This paper has two objectives. The first is to discuss the experience of carrying out research in a village in Mali as part of a multi-country, comparative research programme on the theme of Sustainable Livelihoods. The second is to place that field-level experience in the broader context of the relationship between research and policy, particularly in terms of the exchange and flow of information between different stakeholders in the development policy process.
The process of using the Sustainable Livelihoods framework for planning and implementing an enquiry, and analysing the information this generated, raised a range of questions. On one hand, there were methodological lessons and practical issues: what is the best way to represent complexity?

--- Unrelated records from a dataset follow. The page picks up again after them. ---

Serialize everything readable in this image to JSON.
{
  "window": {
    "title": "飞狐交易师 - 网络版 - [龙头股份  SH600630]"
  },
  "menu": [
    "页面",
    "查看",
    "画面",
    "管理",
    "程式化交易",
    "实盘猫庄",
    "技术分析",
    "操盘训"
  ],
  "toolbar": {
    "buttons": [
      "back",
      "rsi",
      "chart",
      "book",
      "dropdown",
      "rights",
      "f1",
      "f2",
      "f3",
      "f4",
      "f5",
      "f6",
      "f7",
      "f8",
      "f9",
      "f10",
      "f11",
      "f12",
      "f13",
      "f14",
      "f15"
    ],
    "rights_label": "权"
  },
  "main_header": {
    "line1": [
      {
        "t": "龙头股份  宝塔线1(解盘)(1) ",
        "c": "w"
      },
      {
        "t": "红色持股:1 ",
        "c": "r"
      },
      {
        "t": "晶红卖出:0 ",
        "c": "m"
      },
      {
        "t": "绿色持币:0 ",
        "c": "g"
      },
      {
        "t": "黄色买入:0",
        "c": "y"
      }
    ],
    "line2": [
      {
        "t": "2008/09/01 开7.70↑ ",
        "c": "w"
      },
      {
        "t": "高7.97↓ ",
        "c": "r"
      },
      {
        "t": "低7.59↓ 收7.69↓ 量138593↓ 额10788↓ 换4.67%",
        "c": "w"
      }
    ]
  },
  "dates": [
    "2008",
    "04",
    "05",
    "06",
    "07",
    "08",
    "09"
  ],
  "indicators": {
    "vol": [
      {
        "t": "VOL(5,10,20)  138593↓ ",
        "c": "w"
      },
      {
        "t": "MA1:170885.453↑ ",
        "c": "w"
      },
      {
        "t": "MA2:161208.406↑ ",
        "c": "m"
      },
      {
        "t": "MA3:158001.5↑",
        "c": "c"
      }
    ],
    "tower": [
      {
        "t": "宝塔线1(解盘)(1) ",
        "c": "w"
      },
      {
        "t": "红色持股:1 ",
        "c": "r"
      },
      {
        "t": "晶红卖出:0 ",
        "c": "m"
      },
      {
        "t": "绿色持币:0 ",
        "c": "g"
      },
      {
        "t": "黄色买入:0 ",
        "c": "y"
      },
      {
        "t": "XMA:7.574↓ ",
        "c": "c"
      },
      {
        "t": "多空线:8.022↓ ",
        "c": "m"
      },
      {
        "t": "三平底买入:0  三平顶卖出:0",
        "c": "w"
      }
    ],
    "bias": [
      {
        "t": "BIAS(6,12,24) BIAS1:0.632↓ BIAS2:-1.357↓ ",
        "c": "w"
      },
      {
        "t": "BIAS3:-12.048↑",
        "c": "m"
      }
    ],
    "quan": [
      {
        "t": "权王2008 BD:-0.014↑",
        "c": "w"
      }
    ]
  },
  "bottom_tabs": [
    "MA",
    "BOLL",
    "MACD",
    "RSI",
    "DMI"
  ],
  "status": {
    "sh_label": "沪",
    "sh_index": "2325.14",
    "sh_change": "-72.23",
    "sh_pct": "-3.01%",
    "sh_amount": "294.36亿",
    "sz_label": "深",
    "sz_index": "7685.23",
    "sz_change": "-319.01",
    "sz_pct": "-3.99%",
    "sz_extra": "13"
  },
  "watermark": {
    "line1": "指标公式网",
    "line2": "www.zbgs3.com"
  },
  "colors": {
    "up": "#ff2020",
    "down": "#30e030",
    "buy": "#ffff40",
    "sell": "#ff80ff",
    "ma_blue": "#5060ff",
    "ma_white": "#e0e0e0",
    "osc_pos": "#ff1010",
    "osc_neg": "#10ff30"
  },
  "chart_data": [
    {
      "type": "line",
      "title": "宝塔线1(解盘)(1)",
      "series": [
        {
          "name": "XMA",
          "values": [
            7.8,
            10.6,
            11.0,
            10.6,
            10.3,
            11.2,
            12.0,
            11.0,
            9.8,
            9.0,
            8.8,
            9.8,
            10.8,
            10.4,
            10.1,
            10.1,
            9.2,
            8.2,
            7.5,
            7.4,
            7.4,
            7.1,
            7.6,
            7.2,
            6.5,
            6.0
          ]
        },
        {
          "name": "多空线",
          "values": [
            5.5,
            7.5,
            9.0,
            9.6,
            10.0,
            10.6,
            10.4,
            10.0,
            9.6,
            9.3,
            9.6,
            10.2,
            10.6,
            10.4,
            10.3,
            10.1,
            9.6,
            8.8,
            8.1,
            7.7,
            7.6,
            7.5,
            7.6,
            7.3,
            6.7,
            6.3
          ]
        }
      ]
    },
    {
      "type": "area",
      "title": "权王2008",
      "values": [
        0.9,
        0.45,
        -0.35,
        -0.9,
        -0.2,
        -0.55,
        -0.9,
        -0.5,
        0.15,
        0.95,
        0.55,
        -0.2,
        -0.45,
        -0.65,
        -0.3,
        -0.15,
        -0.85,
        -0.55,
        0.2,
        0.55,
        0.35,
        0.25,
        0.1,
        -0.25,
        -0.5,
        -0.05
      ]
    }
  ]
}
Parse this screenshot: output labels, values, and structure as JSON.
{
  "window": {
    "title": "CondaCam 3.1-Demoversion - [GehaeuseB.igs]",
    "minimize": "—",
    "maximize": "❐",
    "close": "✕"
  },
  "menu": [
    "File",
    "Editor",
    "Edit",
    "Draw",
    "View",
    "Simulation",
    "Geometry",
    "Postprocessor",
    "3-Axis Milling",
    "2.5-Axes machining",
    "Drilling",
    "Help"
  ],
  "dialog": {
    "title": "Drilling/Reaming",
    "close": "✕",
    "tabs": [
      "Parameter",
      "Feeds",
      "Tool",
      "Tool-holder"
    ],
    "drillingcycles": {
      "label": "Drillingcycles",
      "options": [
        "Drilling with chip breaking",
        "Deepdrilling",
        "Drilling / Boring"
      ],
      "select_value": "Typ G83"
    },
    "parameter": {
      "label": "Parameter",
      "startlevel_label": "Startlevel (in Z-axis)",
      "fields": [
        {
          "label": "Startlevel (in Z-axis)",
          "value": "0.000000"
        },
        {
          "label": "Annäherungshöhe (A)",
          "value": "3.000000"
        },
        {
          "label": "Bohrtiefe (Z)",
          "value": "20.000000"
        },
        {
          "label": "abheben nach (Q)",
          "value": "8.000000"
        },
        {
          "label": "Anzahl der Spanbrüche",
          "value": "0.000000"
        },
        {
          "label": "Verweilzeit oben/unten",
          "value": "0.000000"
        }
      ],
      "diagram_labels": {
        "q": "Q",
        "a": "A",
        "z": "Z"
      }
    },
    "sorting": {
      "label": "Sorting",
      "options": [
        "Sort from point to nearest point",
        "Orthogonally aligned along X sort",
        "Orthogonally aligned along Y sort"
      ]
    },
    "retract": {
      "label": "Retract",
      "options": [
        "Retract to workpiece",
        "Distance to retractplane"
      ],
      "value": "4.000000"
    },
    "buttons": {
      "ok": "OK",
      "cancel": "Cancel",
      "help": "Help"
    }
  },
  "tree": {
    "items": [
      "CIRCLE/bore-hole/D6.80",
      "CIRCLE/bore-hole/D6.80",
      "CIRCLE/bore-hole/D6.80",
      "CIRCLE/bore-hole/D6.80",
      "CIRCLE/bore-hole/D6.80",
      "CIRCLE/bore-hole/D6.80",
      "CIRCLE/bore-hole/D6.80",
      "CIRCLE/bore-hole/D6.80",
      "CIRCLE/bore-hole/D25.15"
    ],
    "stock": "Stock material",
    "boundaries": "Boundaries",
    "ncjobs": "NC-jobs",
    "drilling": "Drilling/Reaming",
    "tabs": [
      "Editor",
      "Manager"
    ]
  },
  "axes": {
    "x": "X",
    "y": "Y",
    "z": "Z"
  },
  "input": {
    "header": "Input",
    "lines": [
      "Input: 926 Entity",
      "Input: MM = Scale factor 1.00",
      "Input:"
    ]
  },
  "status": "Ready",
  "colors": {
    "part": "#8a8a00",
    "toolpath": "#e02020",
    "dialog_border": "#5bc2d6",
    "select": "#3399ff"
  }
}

How can the multiple views of different actor groups be incorporated into such a representation? How can such a learning process be effectively managed within the boundaries of available resources?
On the other, there were more abstract considerations: what, and who, is this research for? How could this process of research best be transformed into something which usefully serves the needs of the poor, or supports environmentally sustainable practices?
These reflections on how a particular piece of research was carried out resonated with some of the current debates about methodological complimentarity, incorporating the needs and perceptions of the poor into anti-poverty policies, and the centrality of institutions, both to livelihoods and policymaking. There is in turn a common thread in many of these debates: how to best occupy the space between top-down and bottom-up, between macro and micro. The framework for research and analysis described here provided opportunities to bridge this gap.